======== THE RECORDS ========

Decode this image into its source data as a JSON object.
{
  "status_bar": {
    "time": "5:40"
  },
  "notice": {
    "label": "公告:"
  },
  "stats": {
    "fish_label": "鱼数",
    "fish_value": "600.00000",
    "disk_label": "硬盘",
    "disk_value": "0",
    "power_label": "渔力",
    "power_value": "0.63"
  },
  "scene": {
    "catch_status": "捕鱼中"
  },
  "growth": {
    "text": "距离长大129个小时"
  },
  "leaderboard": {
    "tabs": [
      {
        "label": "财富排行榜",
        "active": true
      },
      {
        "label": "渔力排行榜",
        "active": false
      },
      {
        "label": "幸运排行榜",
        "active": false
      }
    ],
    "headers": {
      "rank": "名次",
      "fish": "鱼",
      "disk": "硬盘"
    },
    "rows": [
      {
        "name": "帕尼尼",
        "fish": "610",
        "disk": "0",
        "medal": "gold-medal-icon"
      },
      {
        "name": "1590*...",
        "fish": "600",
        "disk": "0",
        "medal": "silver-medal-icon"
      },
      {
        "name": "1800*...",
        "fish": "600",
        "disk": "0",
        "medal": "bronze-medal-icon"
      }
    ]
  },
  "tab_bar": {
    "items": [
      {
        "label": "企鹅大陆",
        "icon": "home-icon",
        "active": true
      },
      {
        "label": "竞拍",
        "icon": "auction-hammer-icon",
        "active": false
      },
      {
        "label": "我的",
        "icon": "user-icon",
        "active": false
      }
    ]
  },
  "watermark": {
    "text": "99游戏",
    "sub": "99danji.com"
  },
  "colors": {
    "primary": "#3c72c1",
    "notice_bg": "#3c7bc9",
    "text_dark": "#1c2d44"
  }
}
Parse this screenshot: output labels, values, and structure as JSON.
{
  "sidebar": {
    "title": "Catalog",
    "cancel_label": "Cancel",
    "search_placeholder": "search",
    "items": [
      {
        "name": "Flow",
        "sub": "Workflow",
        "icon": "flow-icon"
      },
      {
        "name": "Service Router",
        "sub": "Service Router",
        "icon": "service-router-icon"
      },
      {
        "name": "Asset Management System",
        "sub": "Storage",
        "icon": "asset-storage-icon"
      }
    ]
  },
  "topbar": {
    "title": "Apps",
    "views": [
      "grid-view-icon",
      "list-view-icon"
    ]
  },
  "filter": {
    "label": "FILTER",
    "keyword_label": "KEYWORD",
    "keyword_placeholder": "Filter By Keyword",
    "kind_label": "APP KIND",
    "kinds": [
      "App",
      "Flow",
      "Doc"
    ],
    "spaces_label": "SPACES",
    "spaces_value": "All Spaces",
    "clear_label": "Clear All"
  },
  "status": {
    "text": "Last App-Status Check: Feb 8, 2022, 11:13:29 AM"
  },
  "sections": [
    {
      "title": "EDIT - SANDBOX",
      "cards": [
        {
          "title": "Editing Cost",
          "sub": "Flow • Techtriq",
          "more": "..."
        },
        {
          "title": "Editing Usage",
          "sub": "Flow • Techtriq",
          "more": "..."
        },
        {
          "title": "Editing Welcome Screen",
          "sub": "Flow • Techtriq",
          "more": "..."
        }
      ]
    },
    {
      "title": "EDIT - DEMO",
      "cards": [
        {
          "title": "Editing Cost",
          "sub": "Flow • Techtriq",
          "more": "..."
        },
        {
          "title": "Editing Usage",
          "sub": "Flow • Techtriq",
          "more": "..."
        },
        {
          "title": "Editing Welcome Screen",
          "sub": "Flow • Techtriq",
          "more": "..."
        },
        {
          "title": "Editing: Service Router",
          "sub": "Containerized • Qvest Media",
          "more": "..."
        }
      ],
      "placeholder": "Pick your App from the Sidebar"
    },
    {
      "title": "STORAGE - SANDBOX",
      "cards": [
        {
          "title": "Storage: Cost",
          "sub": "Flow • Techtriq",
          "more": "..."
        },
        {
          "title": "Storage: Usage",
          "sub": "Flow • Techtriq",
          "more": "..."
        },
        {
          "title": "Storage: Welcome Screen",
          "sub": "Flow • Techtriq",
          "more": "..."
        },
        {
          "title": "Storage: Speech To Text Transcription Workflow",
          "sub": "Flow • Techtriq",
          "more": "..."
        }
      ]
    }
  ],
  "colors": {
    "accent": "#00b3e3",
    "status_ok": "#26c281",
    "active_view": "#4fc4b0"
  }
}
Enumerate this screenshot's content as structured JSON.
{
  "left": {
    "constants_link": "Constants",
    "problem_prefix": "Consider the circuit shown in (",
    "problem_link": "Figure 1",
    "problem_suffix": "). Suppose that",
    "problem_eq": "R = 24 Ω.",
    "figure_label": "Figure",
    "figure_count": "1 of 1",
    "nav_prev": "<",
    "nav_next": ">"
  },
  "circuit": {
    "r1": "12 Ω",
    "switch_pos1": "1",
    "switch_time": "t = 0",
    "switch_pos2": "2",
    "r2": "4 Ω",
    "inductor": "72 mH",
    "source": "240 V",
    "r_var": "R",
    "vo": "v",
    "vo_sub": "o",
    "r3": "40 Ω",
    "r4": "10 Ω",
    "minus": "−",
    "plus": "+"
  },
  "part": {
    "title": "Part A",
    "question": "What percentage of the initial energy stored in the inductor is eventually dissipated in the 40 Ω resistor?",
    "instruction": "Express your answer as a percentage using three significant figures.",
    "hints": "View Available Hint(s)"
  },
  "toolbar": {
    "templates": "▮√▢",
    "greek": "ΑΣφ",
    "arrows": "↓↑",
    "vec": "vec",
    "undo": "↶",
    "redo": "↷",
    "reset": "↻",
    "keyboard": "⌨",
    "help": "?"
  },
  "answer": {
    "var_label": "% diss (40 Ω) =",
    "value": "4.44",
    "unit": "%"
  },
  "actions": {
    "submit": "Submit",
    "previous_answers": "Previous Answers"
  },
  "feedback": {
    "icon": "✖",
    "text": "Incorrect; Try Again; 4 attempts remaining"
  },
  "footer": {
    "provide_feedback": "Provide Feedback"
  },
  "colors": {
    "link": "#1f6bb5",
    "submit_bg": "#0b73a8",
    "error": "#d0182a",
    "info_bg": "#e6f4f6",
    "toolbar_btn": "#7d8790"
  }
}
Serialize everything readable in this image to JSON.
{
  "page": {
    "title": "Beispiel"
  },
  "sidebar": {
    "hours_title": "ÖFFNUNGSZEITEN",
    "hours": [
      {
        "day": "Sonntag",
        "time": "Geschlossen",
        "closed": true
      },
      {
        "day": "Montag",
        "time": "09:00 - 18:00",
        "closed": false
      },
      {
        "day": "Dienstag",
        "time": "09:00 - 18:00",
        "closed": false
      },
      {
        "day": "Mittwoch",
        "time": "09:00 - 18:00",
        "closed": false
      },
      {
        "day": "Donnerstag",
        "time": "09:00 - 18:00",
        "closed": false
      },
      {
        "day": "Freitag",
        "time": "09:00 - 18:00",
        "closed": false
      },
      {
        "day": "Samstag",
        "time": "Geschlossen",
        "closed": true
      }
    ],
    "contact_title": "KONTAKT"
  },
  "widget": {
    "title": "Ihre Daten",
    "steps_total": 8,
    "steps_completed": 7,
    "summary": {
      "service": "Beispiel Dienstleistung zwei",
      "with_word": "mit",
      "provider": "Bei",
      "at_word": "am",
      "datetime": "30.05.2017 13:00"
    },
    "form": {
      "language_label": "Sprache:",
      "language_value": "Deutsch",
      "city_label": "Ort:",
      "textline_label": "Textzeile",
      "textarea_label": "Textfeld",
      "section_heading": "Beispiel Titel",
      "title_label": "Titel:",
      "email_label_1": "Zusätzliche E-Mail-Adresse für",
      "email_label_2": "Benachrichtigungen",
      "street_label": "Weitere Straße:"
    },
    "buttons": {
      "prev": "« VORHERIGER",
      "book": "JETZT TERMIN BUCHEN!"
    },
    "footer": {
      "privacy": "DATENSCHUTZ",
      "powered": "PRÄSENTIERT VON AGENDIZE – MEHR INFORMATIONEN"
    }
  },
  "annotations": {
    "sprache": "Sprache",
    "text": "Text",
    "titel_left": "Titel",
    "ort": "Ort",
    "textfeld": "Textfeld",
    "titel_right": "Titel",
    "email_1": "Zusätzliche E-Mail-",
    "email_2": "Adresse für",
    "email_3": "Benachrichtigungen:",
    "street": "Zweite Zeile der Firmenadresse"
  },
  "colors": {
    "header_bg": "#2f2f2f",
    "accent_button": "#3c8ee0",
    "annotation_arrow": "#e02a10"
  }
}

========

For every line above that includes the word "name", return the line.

FINISHED TASK
        "name": "帕尼尼",
        "name": "1590*...",
        "name": "1800*...",
        "name": "Flow",
        "name": "Service Router",
        "name": "Asset Management System",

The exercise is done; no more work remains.